Pharmaceutical companies may need to assist the middle class to afford their products

The ranks of the middle class and above will likely continue to expand in most countries in the coming years, with many emerging markets poised for particularly strong growth. Nevertheless, the pharmaceutical industry needs to have realistic expectations in terms of potential sales from cash purchases of their products from the middle classes in emerging markets.

Drug manufacturers can try a range of measures to improve access to their products in emerging markets. Differential pricing is a relatively common strategy. Inter-country tiered pricing sets different prices for different markets, typically on the basis of levels of affluence. Intra-country tiered pricing varies prices within a country—for example, charging government-sponsored health programmes less than private insurers or cash purchasers. However, the impact of differential pricing has been somewhat limited to date. Companies have tended to focus their strategies predominantly on least-developed nations and on a narrow range of products—primarily, vaccines and therapies for infectious diseases that are common in emerging markets. Tiered pricing initiatives that would assist middle-class consumers and patients with non-communicable diseases are comparatively rare.

Companies may be somewhat cautious about adopting a broader strategy of tiered pricing because of the risks associated with such a policy. Products might be diverted from low-priced markets to higher-priced markets, a trade that would hurt both patients in the low-priced markets and the manufacturers. Companies are also increasingly concerned about the expansion of international reference pricing, with payers benchmarking prices against a growing range of comparator countries. In recent months, politicians and payers even in some European nations have called for the price of Gilead’s hepatitis C therapy Sovaldi (sofosbuvir) in emerging markets to be used as a benchmark for pricing in their countries.

Beyond pricing strategies, manufacturers can adopt other policies to make their drugs more affordable in emerging markets. Patient assistance programmes can be used to provide access to medicines to low-income residents, but the income ceilings are generally too low for the middle classes to be eligible. An alternative approach might be to work with health insurance companies to provide access to affordable insurance: for example, a collaboration between Roche Pharmaceuticals and ten insurance companies reportedly enabled almost 20 million Chinese consumers to buy oncology insurance policies in 2013. In some countries, manufacturers may also be able to offer coupons, vouchers or loyalty programmes to reduce the cost of their medicines—Pfizer, for instance, has launched its eCard discount programme in several emerging markets.

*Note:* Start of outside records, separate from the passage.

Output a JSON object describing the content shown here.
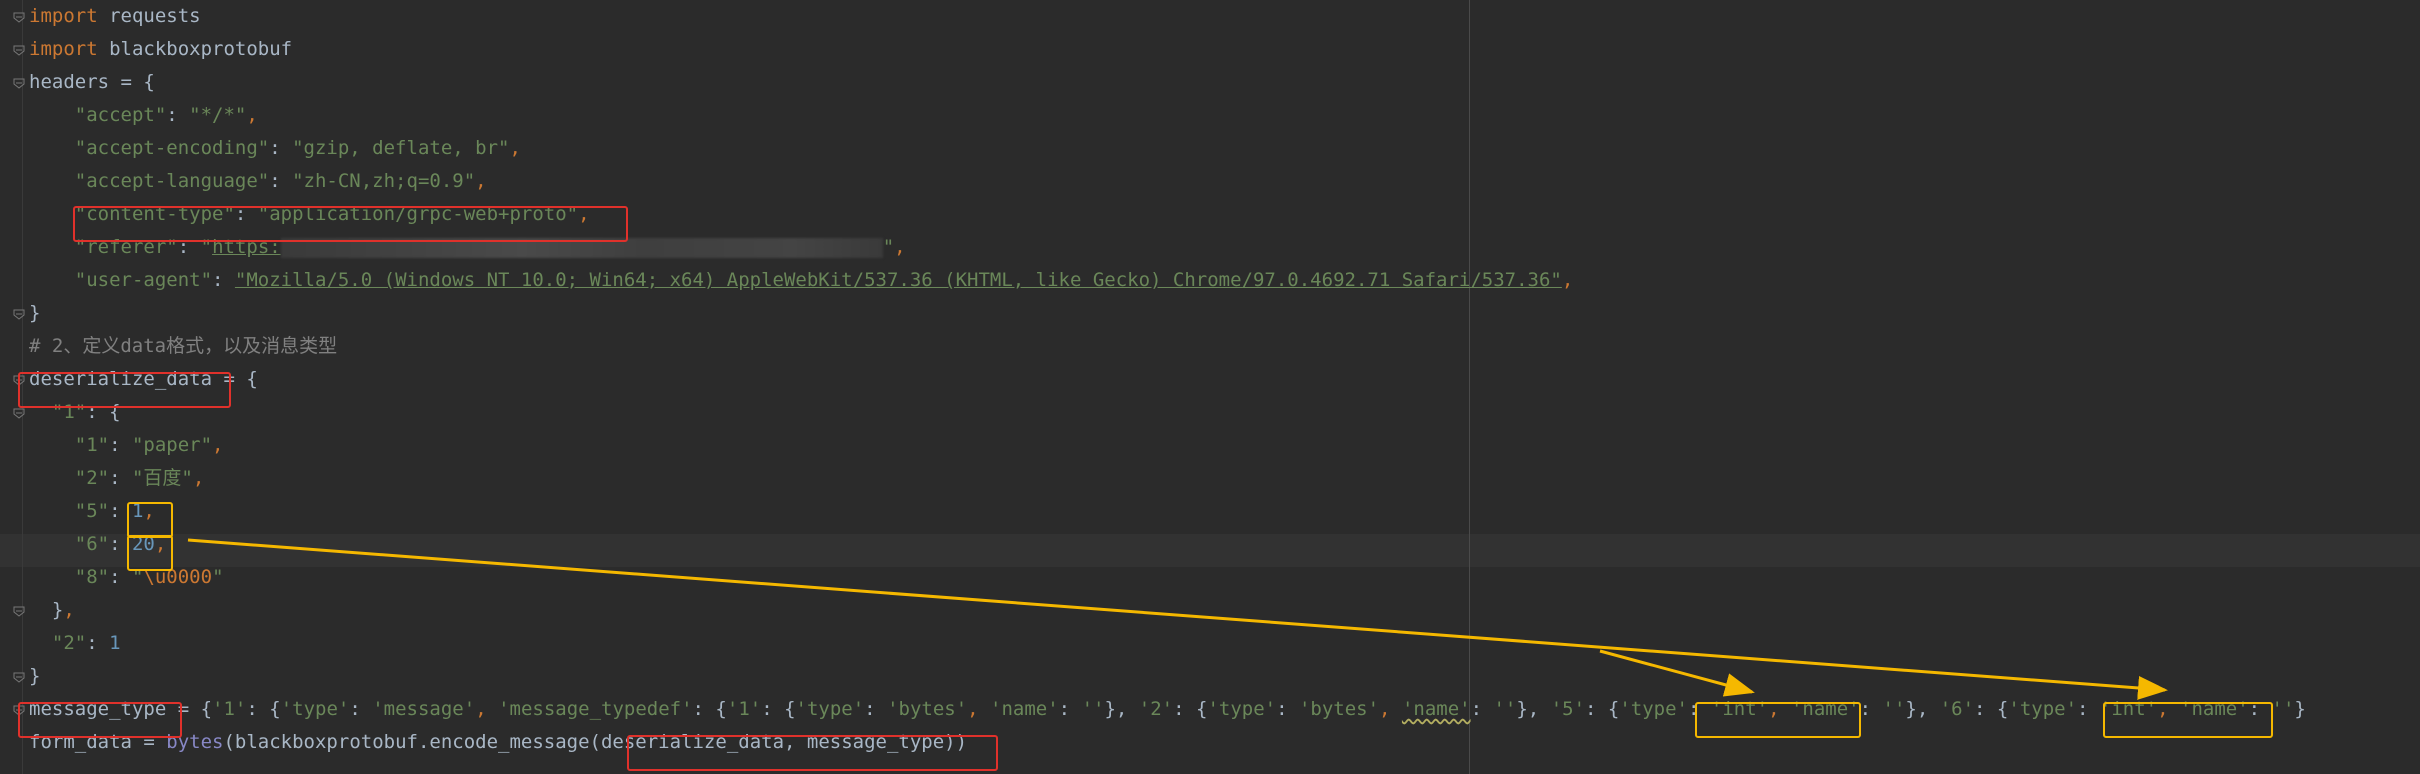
{
  "editor": {
    "lines": [
      {
        "id": "l1",
        "parts": [
          {
            "t": "import",
            "c": "kw"
          },
          {
            "t": " requests",
            "c": "plain"
          }
        ]
      },
      {
        "id": "l2",
        "parts": [
          {
            "t": "import",
            "c": "kw"
          },
          {
            "t": " blackboxprotobuf",
            "c": "plain"
          }
        ]
      },
      {
        "id": "l3",
        "parts": [
          {
            "t": "headers = {",
            "c": "plain"
          }
        ]
      },
      {
        "id": "l4",
        "parts": [
          {
            "t": "    \"accept\"",
            "c": "str"
          },
          {
            "t": ": ",
            "c": "plain"
          },
          {
            "t": "\"*/*\"",
            "c": "str"
          },
          {
            "t": ",",
            "c": "kw"
          }
        ]
      },
      {
        "id": "l5",
        "parts": [
          {
            "t": "    \"accept-encoding\"",
            "c": "str"
          },
          {
            "t": ": ",
            "c": "plain"
          },
          {
            "t": "\"gzip, deflate, br\"",
            "c": "str"
          },
          {
            "t": ",",
            "c": "kw"
          }
        ]
      },
      {
        "id": "l6",
        "parts": [
          {
            "t": "    \"accept-language\"",
            "c": "str"
          },
          {
            "t": ": ",
            "c": "plain"
          },
          {
            "t": "\"zh-CN,zh;q=0.9\"",
            "c": "str"
          },
          {
            "t": ",",
            "c": "kw"
          }
        ]
      },
      {
        "id": "l7",
        "parts": [
          {
            "t": "    \"content-type\"",
            "c": "str"
          },
          {
            "t": ": ",
            "c": "plain"
          },
          {
            "t": "\"application/grpc-web+proto\"",
            "c": "str"
          },
          {
            "t": ",",
            "c": "kw"
          }
        ]
      },
      {
        "id": "l8",
        "parts": [
          {
            "t": "    \"referer\"",
            "c": "str"
          },
          {
            "t": ": ",
            "c": "plain"
          },
          {
            "t": "\"",
            "c": "str"
          },
          {
            "t": "https:",
            "c": "url"
          },
          {
            "t": "",
            "c": "blur"
          },
          {
            "t": "\"",
            "c": "str"
          },
          {
            "t": ",",
            "c": "kw"
          }
        ]
      },
      {
        "id": "l9",
        "parts": [
          {
            "t": "    \"user-agent\"",
            "c": "str"
          },
          {
            "t": ": ",
            "c": "plain"
          },
          {
            "t": "\"Mozilla/5.0 (Windows NT 10.0; Win64; x64) AppleWebKit/537.36 (KHTML, like Gecko) Chrome/97.0.4692.71 Safari/537.36\"",
            "c": "url"
          },
          {
            "t": ",",
            "c": "kw"
          }
        ]
      },
      {
        "id": "l10",
        "parts": [
          {
            "t": "}",
            "c": "plain"
          }
        ]
      },
      {
        "id": "l11",
        "parts": [
          {
            "t": "# 2、定义data格式，以及消息类型",
            "c": "cmt"
          }
        ]
      },
      {
        "id": "l12",
        "parts": [
          {
            "t": "deserialize_data",
            "c": "plain"
          },
          {
            "t": " = {",
            "c": "plain"
          }
        ]
      },
      {
        "id": "l13",
        "parts": [
          {
            "t": "  \"1\"",
            "c": "str"
          },
          {
            "t": ": {",
            "c": "plain"
          }
        ]
      },
      {
        "id": "l14",
        "parts": [
          {
            "t": "    \"1\"",
            "c": "str"
          },
          {
            "t": ": ",
            "c": "plain"
          },
          {
            "t": "\"paper\"",
            "c": "str"
          },
          {
            "t": ",",
            "c": "kw"
          }
        ]
      },
      {
        "id": "l15",
        "parts": [
          {
            "t": "    \"2\"",
            "c": "str"
          },
          {
            "t": ": ",
            "c": "plain"
          },
          {
            "t": "\"百度\"",
            "c": "str"
          },
          {
            "t": ",",
            "c": "kw"
          }
        ]
      },
      {
        "id": "l16",
        "parts": [
          {
            "t": "    \"5\"",
            "c": "str"
          },
          {
            "t": ": ",
            "c": "plain"
          },
          {
            "t": "1",
            "c": "num"
          },
          {
            "t": ",",
            "c": "kw"
          }
        ]
      },
      {
        "id": "l17",
        "parts": [
          {
            "t": "    \"6\"",
            "c": "str"
          },
          {
            "t": ": ",
            "c": "plain"
          },
          {
            "t": "20",
            "c": "num"
          },
          {
            "t": ",",
            "c": "kw"
          }
        ]
      },
      {
        "id": "l18",
        "parts": [
          {
            "t": "    \"8\"",
            "c": "str"
          },
          {
            "t": ": ",
            "c": "plain"
          },
          {
            "t": "\"",
            "c": "str"
          },
          {
            "t": "\\u0000",
            "c": "esc"
          },
          {
            "t": "\"",
            "c": "str"
          }
        ]
      },
      {
        "id": "l19",
        "parts": [
          {
            "t": "  }",
            "c": "plain"
          },
          {
            "t": ",",
            "c": "kw"
          }
        ]
      },
      {
        "id": "l20",
        "parts": [
          {
            "t": "  \"2\"",
            "c": "str"
          },
          {
            "t": ": ",
            "c": "plain"
          },
          {
            "t": "1",
            "c": "num"
          }
        ]
      },
      {
        "id": "l21",
        "parts": [
          {
            "t": "}",
            "c": "plain"
          }
        ]
      },
      {
        "id": "l22",
        "parts": [
          {
            "t": "message_type",
            "c": "plain"
          },
          {
            "t": " = {",
            "c": "plain"
          },
          {
            "t": "'1'",
            "c": "str"
          },
          {
            "t": ": {",
            "c": "plain"
          },
          {
            "t": "'type'",
            "c": "str"
          },
          {
            "t": ": ",
            "c": "plain"
          },
          {
            "t": "'message'",
            "c": "str"
          },
          {
            "t": ", ",
            "c": "kw"
          },
          {
            "t": "'message_typedef'",
            "c": "str"
          },
          {
            "t": ": {",
            "c": "plain"
          },
          {
            "t": "'1'",
            "c": "str"
          },
          {
            "t": ": {",
            "c": "plain"
          },
          {
            "t": "'type'",
            "c": "str"
          },
          {
            "t": ": ",
            "c": "plain"
          },
          {
            "t": "'bytes'",
            "c": "str"
          },
          {
            "t": ", ",
            "c": "kw"
          },
          {
            "t": "'name'",
            "c": "str"
          },
          {
            "t": ": ",
            "c": "plain"
          },
          {
            "t": "''",
            "c": "str"
          },
          {
            "t": "}, ",
            "c": "plain"
          },
          {
            "t": "'2'",
            "c": "str"
          },
          {
            "t": ": {",
            "c": "plain"
          },
          {
            "t": "'type'",
            "c": "str"
          },
          {
            "t": ": ",
            "c": "plain"
          },
          {
            "t": "'bytes'",
            "c": "str"
          },
          {
            "t": ", ",
            "c": "kw"
          },
          {
            "t": "'name'",
            "c": "str squig"
          },
          {
            "t": ": ",
            "c": "plain"
          },
          {
            "t": "''",
            "c": "str"
          },
          {
            "t": "}, ",
            "c": "plain"
          },
          {
            "t": "'5'",
            "c": "str"
          },
          {
            "t": ": {",
            "c": "plain"
          },
          {
            "t": "'type'",
            "c": "str"
          },
          {
            "t": ": ",
            "c": "plain"
          },
          {
            "t": "'int'",
            "c": "str"
          },
          {
            "t": ", ",
            "c": "kw"
          },
          {
            "t": "'name'",
            "c": "str"
          },
          {
            "t": ": ",
            "c": "plain"
          },
          {
            "t": "''",
            "c": "str"
          },
          {
            "t": "}, ",
            "c": "plain"
          },
          {
            "t": "'6'",
            "c": "str"
          },
          {
            "t": ": {",
            "c": "plain"
          },
          {
            "t": "'type'",
            "c": "str"
          },
          {
            "t": ": ",
            "c": "plain"
          },
          {
            "t": "'int'",
            "c": "str"
          },
          {
            "t": ", ",
            "c": "kw"
          },
          {
            "t": "'name'",
            "c": "str"
          },
          {
            "t": ": ",
            "c": "plain"
          },
          {
            "t": "''",
            "c": "str"
          },
          {
            "t": "}",
            "c": "plain"
          }
        ]
      },
      {
        "id": "l23",
        "parts": [
          {
            "t": "form_data = ",
            "c": "plain"
          },
          {
            "t": "bytes",
            "c": "bi"
          },
          {
            "t": "(blackboxprotobuf.encode_message(",
            "c": "plain"
          },
          {
            "t": "deserialize_data, message_type",
            "c": "plain"
          },
          {
            "t": "))",
            "c": "plain"
          }
        ]
      }
    ]
  },
  "colors": {
    "background": "#2b2b2b",
    "keyword": "#cc7832",
    "string": "#6a8759",
    "number": "#6897bb",
    "comment": "#808080",
    "builtin": "#8888c6",
    "annotation_red": "#e0312b",
    "annotation_yellow": "#f5b800"
  }
}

The growth of the middle class in emerging markets is a welcome boost for the economies of those nations, and potentially good news for the life sciences industry. However, companies need to be aware that the middle class remains a small minority in many of these countries, and these consumers may still need some assistance from manufacturers to afford their medicines. 

Originally Published on 5 November 2015 by Neil Grubert

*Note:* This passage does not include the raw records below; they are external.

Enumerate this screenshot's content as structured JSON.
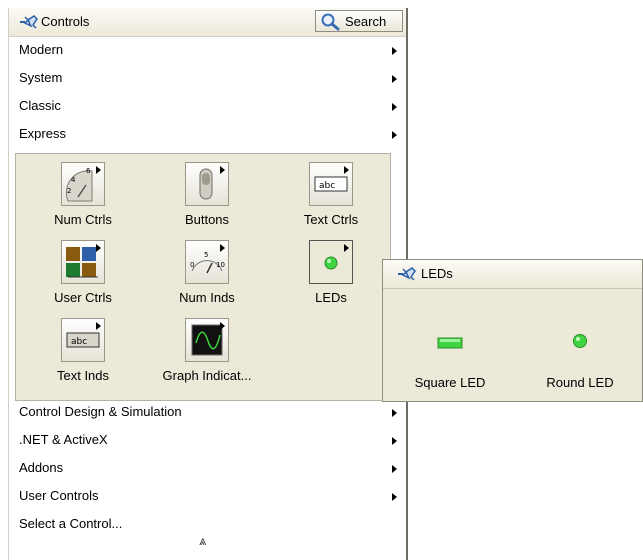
{
  "palette": {
    "title": "Controls",
    "search_label": "Search",
    "categories": [
      {
        "label": "Modern",
        "has_submenu": true
      },
      {
        "label": "System",
        "has_submenu": true
      },
      {
        "label": "Classic",
        "has_submenu": true
      },
      {
        "label": "Express",
        "has_submenu": true
      },
      {
        "label": "Control Design & Simulation",
        "has_submenu": true
      },
      {
        "label": ".NET & ActiveX",
        "has_submenu": true
      },
      {
        "label": "Addons",
        "has_submenu": true
      },
      {
        "label": "User Controls",
        "has_submenu": true
      },
      {
        "label": "Select a Control...",
        "has_submenu": false
      }
    ],
    "express_items": [
      {
        "label": "Num Ctrls",
        "icon": "numeric-control-knob-icon"
      },
      {
        "label": "Buttons",
        "icon": "toggle-switch-icon"
      },
      {
        "label": "Text Ctrls",
        "icon": "text-control-icon"
      },
      {
        "label": "User Ctrls",
        "icon": "user-controls-icon"
      },
      {
        "label": "Num Inds",
        "icon": "numeric-indicator-gauge-icon"
      },
      {
        "label": "LEDs",
        "icon": "led-icon"
      },
      {
        "label": "Text Inds",
        "icon": "text-indicator-icon"
      },
      {
        "label": "Graph Indicat...",
        "icon": "graph-indicator-icon"
      }
    ],
    "collapse_glyph": "⩓"
  },
  "leds_palette": {
    "title": "LEDs",
    "items": [
      {
        "label": "Square LED",
        "icon": "square-led-icon"
      },
      {
        "label": "Round LED",
        "icon": "round-led-icon"
      }
    ]
  },
  "colors": {
    "panel_bg": "#ece9d8",
    "led_green": "#3fd43f",
    "accent_blue": "#2d5fa8"
  }
}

About the author

Neil Grubert

Neil Grubert

A multilingual pharmaceutical market access specialist with 27 years of experience tracking the global prescription drug and self-medication markets. Neil spearheaded the establishment and growth of Decision Resources’ international market access business. As the author of more than 150 reports covering 20 mature and emerging markets, multiple therapeutic areas and numerous industry issues, Neil has earnt a reputation for extensive knowledge of market access environments around the world. He is an effective communicator with both the written and spoken word, and an accomplished chair of international events, having delivered numerous presentations at conferences, seminars and training workshops.